Same, I feel, goes for coders. For very similar reasons. Good code is not simply a manner of "debugging most of the time", it is exercising coding like a muscle. And while many coders come from a more strict science background as opposed to my English sidetrack ... I think the end result is largely the same. You just get a different perspective.
The Vox article poses two final arguments I contend with:
If you are a fluent speaker of a language and you’re having a conversation, you can't leave for 10 minutes and Google something.
You literally can do exactly that. It also isn't uncommon for one person to help another with a language in the middle of a conversation.
Code is actually simpler and less challenging than natural language, if you think about this deeply.
OK, let's think about this deeply.
Most of the people I know who are bilingual became bilingual before they were in high school, often in grade school. They learned at home. Most polylingual people I know had multiple languages under their belt before entering college. People I knew in college who were just genius at this stuff had been doing it most of their life.

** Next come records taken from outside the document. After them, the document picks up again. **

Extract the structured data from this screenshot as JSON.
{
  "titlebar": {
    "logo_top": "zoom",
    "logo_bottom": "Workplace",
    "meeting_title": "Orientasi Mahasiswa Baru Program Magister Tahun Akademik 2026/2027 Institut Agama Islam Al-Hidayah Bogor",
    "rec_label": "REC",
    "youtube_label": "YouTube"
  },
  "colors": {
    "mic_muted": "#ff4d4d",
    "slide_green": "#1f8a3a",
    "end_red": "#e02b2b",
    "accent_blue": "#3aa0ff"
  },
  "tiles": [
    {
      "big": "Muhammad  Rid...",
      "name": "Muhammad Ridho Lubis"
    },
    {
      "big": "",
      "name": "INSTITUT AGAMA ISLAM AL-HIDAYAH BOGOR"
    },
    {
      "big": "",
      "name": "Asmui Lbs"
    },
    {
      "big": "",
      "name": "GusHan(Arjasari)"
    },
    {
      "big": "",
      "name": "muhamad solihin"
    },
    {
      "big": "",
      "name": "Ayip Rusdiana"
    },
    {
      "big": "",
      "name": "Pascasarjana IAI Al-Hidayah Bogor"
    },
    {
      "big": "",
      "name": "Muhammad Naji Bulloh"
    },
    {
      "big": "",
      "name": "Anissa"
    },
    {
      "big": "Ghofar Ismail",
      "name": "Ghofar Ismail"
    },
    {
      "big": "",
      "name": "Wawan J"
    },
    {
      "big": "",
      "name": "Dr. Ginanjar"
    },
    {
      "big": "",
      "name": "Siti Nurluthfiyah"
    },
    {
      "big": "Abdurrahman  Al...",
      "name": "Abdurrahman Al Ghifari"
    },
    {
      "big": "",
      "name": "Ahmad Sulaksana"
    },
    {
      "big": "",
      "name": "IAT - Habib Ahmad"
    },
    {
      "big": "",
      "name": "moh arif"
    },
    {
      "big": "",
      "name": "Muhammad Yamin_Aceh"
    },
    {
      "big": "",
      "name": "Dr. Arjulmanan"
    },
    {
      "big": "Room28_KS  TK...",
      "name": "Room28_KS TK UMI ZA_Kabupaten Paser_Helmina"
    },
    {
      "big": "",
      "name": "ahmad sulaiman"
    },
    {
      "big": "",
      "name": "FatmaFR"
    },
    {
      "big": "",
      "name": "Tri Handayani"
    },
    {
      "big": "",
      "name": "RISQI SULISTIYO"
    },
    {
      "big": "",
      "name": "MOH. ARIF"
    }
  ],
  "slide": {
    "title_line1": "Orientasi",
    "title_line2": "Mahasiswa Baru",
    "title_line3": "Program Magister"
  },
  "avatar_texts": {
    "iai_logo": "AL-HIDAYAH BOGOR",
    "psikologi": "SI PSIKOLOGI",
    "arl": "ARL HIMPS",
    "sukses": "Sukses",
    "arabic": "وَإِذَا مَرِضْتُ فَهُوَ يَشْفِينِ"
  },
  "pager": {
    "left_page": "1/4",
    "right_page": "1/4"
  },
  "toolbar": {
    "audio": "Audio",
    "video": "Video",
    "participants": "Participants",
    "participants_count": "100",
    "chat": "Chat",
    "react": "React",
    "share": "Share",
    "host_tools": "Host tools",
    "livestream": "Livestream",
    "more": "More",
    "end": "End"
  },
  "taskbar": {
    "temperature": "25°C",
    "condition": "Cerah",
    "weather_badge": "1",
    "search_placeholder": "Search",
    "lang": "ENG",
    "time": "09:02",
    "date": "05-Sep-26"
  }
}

This is because of simple wetware. Children learn languages more easily than adults, partially because they have less conflicting notions to contend against.
And guess what? It seems to work for programming as well. While I didn't start coding until right after college, I was computer literate by the time I was in high school. I still have problems even describing what my job entails to the generation before me who didn't get access to computers until well into adulthood.
The next generation? They are learning to mod Minecraft with Java at age eight.
Look, is a programming language enough like a foreign language that it should be taught in place of one?
I don't know. My work in education has been specific to teaching people concepts around computers. I'm utterly untrained when it comes to developing a broad general education experience.
Is a programming language and a spoken language similar enough that being good at one helps you be good at the other? That there is an overlap in knowledge from a language perspective?
To that, I say absolutely yes.
Look, I'm not saying don't learn Spanish. Learn Spanish. Learn French. Have your kids learn as many subjects as possible. The smarter your kids are means the fewer dumb people I have to deal with when I'm older.
But to say that knowing how to code a computer and how to effectively communicate with a person are wholly seperate concepts? No. Coding is more like a language than you might think.
And treating it as such will undoubtedly make you a better coder. And if you already a good coder, you're probably a better writer than you think.